Work task | Starting at the first line below, copy through to the last line exactly.

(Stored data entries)
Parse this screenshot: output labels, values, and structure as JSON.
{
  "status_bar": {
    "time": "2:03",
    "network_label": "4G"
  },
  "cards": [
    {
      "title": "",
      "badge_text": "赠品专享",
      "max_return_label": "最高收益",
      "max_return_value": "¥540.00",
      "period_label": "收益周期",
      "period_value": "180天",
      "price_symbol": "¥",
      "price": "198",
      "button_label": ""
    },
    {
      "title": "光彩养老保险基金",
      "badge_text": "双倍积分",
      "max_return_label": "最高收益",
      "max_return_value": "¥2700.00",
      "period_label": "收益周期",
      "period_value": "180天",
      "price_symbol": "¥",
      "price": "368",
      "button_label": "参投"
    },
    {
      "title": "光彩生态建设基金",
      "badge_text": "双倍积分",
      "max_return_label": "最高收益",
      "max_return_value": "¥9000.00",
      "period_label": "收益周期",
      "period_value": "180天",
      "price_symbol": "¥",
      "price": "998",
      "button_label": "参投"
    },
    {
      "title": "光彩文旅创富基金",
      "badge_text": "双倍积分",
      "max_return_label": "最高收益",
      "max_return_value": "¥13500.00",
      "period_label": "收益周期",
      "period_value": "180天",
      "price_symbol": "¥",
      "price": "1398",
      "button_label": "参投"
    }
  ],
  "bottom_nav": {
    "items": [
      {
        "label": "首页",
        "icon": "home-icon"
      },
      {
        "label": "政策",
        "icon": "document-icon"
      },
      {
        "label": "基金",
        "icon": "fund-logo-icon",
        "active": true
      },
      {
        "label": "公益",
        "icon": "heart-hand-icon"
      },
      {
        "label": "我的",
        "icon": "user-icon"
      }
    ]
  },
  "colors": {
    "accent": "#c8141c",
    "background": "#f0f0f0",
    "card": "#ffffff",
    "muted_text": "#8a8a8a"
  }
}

Answer to this problem |
Parse this screenshot: output labels, values, and structure as JSON.
{
  "status_bar": {
    "time": "2:03",
    "network_label": "4G"
  },
  "cards": [
    {
      "title": "",
      "badge_text": "赠品专享",
      "max_return_label": "最高收益",
      "max_return_value": "¥540.00",
      "period_label": "收益周期",
      "period_value": "180天",
      "price_symbol": "¥",
      "price": "198",
      "button_label": ""
    },
    {
      "title": "光彩养老保险基金",
      "badge_text": "双倍积分",
      "max_return_label": "最高收益",
      "max_return_value": "¥2700.00",
      "period_label": "收益周期",
      "period_value": "180天",
      "price_symbol": "¥",
      "price": "368",
      "button_label": "参投"
    },
    {
      "title": "光彩生态建设基金",
      "badge_text": "双倍积分",
      "max_return_label": "最高收益",
      "max_return_value": "¥9000.00",
      "period_label": "收益周期",
      "period_value": "180天",
      "price_symbol": "¥",
      "price": "998",
      "button_label": "参投"
    },
    {
      "title": "光彩文旅创富基金",
      "badge_text": "双倍积分",
      "max_return_label": "最高收益",
      "max_return_value": "¥13500.00",
      "period_label": "收益周期",
      "period_value": "180天",
      "price_symbol": "¥",
      "price": "1398",
      "button_label": "参投"
    }
  ],
  "bottom_nav": {
    "items": [
      {
        "label": "首页",
        "icon": "home-icon"
      },
      {
        "label": "政策",
        "icon": "document-icon"
      },
      {
        "label": "基金",
        "icon": "fund-logo-icon",
        "active": true
      },
      {
        "label": "公益",
        "icon": "heart-hand-icon"
      },
      {
        "label": "我的",
        "icon": "user-icon"
      }
    ]
  },
  "colors": {
    "accent": "#c8141c",
    "background": "#f0f0f0",
    "card": "#ffffff",
    "muted_text": "#8a8a8a"
  }
}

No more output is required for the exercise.